Several broad disciplines including Psychology, Human Factors and Cognitive Science subsume usability engineering, but the theoretical foundations of the field come from more specific domains: human perception and action; human cognition; behavioral research methodologies; and, to a lesser extent, quantitative and statistical analysis techniques.
When usability engineering began to emerge as a distinct area of professional practice in the mid- to late 1980s, many usability engineers had a background in Computer Science or in a sub-field of Psychology such as Perception, Cognition or Human Factors. Today, these academic areas still serve as springboards for the professional practitioner of usability engineering, but Cognitive Science departments and academic programs in Human-Computer Interaction now also produce their share of practitioners in the field.
Usability Engineers conduct usability evaluations of existing or proposed interfaces and their findings are fed back to the Designer for use in design or redesign. Common usability evaluation methods include usability testing, interviews, focus groups, questionnaires, cognitive walkthroughs, heuristic evaluations, cognitive task analysis and contextual inquiry. Of these, usability testing is generally held to be the gold standard of usability evaluation methods, though it is also one of the most involved and most expensive.
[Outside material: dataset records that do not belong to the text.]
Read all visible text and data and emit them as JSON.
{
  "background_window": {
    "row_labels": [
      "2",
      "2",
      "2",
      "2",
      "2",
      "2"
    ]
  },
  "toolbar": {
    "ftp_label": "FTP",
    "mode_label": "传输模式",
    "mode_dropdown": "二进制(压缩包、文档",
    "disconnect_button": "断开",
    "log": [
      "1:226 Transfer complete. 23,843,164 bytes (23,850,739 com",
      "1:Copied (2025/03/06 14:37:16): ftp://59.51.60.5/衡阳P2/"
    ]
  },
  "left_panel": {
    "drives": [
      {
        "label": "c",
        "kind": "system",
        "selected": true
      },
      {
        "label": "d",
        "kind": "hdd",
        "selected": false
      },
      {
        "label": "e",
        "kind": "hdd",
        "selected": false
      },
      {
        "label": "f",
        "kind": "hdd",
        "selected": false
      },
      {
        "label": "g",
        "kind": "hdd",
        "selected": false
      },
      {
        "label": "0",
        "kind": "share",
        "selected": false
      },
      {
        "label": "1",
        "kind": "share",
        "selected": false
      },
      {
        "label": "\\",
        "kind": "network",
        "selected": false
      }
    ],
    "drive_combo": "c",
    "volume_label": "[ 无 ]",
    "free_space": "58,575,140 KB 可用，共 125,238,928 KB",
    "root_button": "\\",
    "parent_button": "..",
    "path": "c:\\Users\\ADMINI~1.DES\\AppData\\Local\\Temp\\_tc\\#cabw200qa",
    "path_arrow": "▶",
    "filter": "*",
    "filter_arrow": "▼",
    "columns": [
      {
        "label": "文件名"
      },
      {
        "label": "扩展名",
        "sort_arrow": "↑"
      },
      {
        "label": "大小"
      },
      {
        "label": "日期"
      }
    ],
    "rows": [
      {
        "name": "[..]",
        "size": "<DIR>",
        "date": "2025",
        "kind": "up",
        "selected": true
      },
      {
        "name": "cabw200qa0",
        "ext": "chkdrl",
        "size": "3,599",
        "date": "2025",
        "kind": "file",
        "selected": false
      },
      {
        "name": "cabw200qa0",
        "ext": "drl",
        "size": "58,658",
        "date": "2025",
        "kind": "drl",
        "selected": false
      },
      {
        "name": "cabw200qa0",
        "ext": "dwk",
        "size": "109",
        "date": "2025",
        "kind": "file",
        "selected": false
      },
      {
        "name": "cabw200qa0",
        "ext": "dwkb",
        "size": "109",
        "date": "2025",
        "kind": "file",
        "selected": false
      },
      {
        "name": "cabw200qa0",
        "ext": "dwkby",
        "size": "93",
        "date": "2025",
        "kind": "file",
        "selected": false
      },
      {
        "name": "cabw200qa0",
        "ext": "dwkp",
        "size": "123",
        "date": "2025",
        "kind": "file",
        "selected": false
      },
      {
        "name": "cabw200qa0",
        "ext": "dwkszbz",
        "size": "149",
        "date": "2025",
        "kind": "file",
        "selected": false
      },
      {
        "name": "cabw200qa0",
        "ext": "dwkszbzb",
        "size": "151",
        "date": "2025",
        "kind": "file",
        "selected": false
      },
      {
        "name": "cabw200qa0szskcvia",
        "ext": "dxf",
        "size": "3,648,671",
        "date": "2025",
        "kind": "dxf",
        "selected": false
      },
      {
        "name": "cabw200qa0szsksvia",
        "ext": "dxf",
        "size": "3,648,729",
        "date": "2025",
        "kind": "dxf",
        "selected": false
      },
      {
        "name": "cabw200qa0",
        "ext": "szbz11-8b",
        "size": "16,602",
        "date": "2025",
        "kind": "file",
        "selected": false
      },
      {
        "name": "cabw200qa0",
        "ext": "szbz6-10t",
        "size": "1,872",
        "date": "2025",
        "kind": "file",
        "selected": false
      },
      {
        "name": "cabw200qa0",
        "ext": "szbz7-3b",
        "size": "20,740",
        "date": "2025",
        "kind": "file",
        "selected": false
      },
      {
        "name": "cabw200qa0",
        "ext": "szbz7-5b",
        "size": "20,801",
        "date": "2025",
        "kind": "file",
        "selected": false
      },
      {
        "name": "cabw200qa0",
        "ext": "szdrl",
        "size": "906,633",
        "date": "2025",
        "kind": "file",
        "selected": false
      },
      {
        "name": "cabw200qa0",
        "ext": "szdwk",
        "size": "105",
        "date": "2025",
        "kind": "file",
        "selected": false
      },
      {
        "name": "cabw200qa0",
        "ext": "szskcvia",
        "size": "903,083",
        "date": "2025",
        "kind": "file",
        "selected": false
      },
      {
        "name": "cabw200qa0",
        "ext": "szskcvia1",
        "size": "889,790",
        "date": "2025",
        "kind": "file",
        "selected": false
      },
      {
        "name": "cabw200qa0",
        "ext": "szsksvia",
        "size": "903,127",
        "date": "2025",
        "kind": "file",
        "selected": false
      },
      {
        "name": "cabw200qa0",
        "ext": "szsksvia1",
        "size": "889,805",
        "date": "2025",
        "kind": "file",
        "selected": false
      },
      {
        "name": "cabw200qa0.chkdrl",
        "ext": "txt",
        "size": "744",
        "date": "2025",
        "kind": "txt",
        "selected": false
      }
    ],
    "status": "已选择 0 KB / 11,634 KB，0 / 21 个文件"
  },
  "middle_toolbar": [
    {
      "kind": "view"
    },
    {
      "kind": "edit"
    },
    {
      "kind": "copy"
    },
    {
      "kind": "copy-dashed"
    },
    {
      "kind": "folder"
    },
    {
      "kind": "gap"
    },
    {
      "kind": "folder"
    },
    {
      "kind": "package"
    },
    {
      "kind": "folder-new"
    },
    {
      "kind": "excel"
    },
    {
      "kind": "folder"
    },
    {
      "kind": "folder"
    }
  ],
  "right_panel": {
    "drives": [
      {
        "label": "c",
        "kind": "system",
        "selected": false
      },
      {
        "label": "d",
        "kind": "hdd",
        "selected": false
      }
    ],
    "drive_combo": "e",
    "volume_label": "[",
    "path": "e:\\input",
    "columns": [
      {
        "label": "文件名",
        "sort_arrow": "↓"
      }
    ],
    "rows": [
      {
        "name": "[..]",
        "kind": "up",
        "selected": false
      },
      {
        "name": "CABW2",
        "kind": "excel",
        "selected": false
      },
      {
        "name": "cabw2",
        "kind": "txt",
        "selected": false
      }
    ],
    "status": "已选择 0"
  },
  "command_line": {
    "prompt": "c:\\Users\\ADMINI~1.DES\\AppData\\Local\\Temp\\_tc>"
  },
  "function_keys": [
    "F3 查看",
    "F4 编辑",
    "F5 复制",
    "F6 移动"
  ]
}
Usability testing is when participants are recruited and asked to use the actual or prototype interface and their reactions, behaviors, errors, and self-reports in interviews are carefully observed and recorded by the Usability Engineer. On the basis of all this data, the Usability Engineer recommends interface changes to improve usability.
The term usability engineering (in contrast to interaction design and user experience design) implies more of a focus on assessing and making recommendations to improve usability than it does on design, though Usability Engineers may still engage in design to some extent, particularly design of wire-frames or other prototypes.
Usability engineers sometimes work to shape an interface such that it adheres to accepted operational definitions of user requirements. For example, the International Organisation for Standardisation-approved definitions (see e.g., IS0 9241 part 11) usability are held by some to be a context-dependent yardstick for the effectiveness, efficiency and satisfaction with which specific users should be able to perform tasks. Advocates of this approach engage in task analysis, then prototype interface design, and usability testing on those designs. On the basis of such tests, the technology is (ideally) re-designed or (occasionally) the operational targets for user performance are revised. [Dillon, 2000].